Bringing Your Puppy Home

Your puppy is about to be separated from the place, the people, and the littermates he/she is used to for the first time.  Leaving home can be stressful and confusing for an eight-week-old puppy.  There are steps you can take to minimize the stress.

    The Ride Home

    • Secure a small crate in the back seat of your car.
    • Do not come alone to pick up your puppy.
    • Plan to come in the morning or early afternoon so your puppy will have some time to explore his/her new environment before bedtime.
    • Bring paper towels and plastic bags to clean up any accidents. 
    • Bring a leash and collar.  You may need to make a stop before you reach your home.
    • Bring a few toys with you to help distract the puppy. 
    • Put the puppy in the crate and leave the door open.  Ask a family member or friend to sit on the seat next to the puppy.  It's important to speak to the puppy with a calm, quiet voice.  Soft music may help comfort your puppy. 
    • Be prepared for crying, whining, and howling! 

    The Arrival

    • Take your puppy to the outdoor potty area you have selected.  Allow the puppy to explore for several minutes.  Wait until your puppy has eliminated before you take him/her into the house.
    • Provide a calm, quiet environment.  Allow the puppy to investigate the areas of the house he/she will have access to. 
    • Introduce the puppy to his crate or indoor pen.  Toss a small treat into the crate, and let the puppy go in and out of the crate. 
    • Allow the puppy to visit with the members of the family and play with his/her new toys.  
    • Take the puppy outside to the potty area after about an hour. 

    The First Two Weeks
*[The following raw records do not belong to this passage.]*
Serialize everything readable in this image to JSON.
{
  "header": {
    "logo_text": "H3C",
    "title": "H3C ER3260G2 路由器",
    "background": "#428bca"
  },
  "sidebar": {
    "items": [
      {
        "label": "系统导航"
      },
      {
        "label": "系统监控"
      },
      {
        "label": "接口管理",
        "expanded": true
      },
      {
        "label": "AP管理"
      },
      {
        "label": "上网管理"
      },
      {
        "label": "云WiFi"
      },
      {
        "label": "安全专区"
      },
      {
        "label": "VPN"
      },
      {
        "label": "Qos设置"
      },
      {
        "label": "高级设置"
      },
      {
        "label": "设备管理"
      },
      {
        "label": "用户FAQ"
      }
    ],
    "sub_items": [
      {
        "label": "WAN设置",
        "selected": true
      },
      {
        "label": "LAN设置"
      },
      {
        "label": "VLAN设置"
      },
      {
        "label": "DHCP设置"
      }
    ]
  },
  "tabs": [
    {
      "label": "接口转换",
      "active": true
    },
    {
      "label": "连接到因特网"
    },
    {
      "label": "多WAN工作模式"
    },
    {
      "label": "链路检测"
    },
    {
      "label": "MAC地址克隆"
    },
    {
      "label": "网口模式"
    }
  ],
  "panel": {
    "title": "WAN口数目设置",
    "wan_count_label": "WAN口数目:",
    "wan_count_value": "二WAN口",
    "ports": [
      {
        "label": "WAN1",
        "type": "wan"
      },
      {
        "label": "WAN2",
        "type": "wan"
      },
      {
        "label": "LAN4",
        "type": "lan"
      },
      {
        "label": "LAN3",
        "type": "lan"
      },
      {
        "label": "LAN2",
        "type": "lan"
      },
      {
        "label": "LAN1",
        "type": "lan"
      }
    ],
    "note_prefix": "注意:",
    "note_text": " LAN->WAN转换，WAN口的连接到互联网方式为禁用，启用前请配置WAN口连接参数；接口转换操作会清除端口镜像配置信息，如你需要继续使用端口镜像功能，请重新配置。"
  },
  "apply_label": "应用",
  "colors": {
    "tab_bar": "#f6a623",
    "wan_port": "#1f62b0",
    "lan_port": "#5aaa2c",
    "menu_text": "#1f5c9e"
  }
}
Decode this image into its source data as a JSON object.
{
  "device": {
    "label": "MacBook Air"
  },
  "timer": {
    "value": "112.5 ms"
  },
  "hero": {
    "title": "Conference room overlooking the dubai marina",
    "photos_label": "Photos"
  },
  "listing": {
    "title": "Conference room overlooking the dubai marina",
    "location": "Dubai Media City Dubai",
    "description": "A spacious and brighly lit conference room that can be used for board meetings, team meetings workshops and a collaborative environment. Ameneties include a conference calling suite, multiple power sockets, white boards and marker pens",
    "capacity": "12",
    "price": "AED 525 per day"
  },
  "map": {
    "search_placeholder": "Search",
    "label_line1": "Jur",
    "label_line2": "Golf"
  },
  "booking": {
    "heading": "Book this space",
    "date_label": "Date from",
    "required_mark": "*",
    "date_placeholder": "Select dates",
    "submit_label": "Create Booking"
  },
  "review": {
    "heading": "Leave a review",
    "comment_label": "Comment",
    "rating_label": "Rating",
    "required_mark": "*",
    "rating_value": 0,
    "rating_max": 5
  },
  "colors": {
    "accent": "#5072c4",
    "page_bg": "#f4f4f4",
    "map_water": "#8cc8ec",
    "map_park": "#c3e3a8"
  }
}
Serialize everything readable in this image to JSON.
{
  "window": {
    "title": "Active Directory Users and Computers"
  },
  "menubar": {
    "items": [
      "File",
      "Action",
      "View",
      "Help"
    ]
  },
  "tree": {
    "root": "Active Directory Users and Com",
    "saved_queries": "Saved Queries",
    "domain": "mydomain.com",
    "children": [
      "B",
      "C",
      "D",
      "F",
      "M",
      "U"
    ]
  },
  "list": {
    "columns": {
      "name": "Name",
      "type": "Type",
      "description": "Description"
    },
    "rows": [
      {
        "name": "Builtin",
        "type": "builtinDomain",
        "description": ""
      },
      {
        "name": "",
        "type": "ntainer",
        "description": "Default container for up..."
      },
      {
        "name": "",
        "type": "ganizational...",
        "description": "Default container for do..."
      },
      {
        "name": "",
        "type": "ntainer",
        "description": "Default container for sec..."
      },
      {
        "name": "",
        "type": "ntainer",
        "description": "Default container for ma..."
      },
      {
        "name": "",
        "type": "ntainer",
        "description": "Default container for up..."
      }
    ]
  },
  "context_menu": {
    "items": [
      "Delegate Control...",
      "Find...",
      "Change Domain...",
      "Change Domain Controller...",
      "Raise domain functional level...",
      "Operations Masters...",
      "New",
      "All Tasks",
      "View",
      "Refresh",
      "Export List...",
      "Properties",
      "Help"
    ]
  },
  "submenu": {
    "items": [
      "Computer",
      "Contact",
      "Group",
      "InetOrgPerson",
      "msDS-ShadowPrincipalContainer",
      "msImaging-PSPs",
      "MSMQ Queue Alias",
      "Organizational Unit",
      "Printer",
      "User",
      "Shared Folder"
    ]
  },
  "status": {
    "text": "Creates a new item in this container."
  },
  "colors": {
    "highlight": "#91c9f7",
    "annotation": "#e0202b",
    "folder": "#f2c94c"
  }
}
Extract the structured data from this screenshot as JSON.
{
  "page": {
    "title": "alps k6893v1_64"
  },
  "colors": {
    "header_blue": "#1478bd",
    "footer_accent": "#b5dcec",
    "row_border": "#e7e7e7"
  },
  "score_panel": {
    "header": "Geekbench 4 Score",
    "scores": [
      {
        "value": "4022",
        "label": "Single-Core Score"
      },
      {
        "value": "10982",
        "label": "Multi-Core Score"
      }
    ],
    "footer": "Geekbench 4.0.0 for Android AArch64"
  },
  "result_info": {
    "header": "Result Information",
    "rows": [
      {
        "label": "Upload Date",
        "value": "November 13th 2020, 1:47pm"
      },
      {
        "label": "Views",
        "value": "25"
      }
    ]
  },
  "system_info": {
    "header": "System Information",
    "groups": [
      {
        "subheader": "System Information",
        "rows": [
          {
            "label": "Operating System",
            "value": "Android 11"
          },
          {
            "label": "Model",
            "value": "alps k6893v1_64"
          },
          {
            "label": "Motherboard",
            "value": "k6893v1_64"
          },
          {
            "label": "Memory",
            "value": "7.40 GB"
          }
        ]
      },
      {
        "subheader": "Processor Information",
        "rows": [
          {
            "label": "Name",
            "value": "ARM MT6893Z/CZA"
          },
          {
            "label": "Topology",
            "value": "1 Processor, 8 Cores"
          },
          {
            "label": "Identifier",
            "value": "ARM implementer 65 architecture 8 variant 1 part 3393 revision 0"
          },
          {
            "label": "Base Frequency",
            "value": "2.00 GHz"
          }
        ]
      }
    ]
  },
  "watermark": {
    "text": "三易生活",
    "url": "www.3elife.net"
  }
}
    • Your puppy still needs a calm, consistent environment.  
    • Avoid outings away from home.  The puppy needs time to adjust to his/her new surroundings. 
    • Take the puppy to a veterinarian as soon as possible.
    • Discourage visits from family, friends, and neighbors for 3 or 4 days.  Give your puppy time bond with his/her new family.
    • Expect several sleepless nights.  Some puppies whimper a little and others cry a lot!  Be patient.  It will get better.
    • For the first few weeks, little puppies need at least one potty break during the night.
    • Your puppy will need to go outside every 1 to 3 hours, especially after eating and waking up from a nap.  Over-stimulated, frightened, and nervous puppies need more frequent potty breaks.  Be patient during this transition period.  (See Training Tips-Housetraining.)
    • Start teaching the recall as soon as your puppy knows his/her name.  Using an upbeat voice, say the puppy's name and the command  "COME" or "HERE".  Reward the puppy for coming to you with lots of praise and a small treat.  Make this game a fun-filled game for your puppy.  Practice daily!  Coming when called must always be positive experience for your dog. 
    • Begin leash training.  Let your puppy get use to the collar and then attach the leash.  Initially, let the puppy lead you around the yard. Then, avoid leash correction by keeping your puppy's attention with verbal encouragement and praise. 
    • Establish a consistent schedule as soon as possible.  Feed your puppy 3 times a day at approximately the same time in the same location.  Keep the water bowl in the same location.  Use the same door to take the puppy outside to the potty area.  It's easier to housetrain a puppy that is kept on a schedule.   Puppies need frequent naps and several short walks throughout the day.  
    • After the second week, slowly introduce your puppy to new sites and sounds.  Start with short trips to meet family, friends, and neighbors.  One brief outing a day is enough for a little puppy.  During this period, try to avoid loud and hectic situations that might overwhelm the puppy.  Avoid exposing your puppy to dogs that may not be vaccinated and areas where these dog can be found.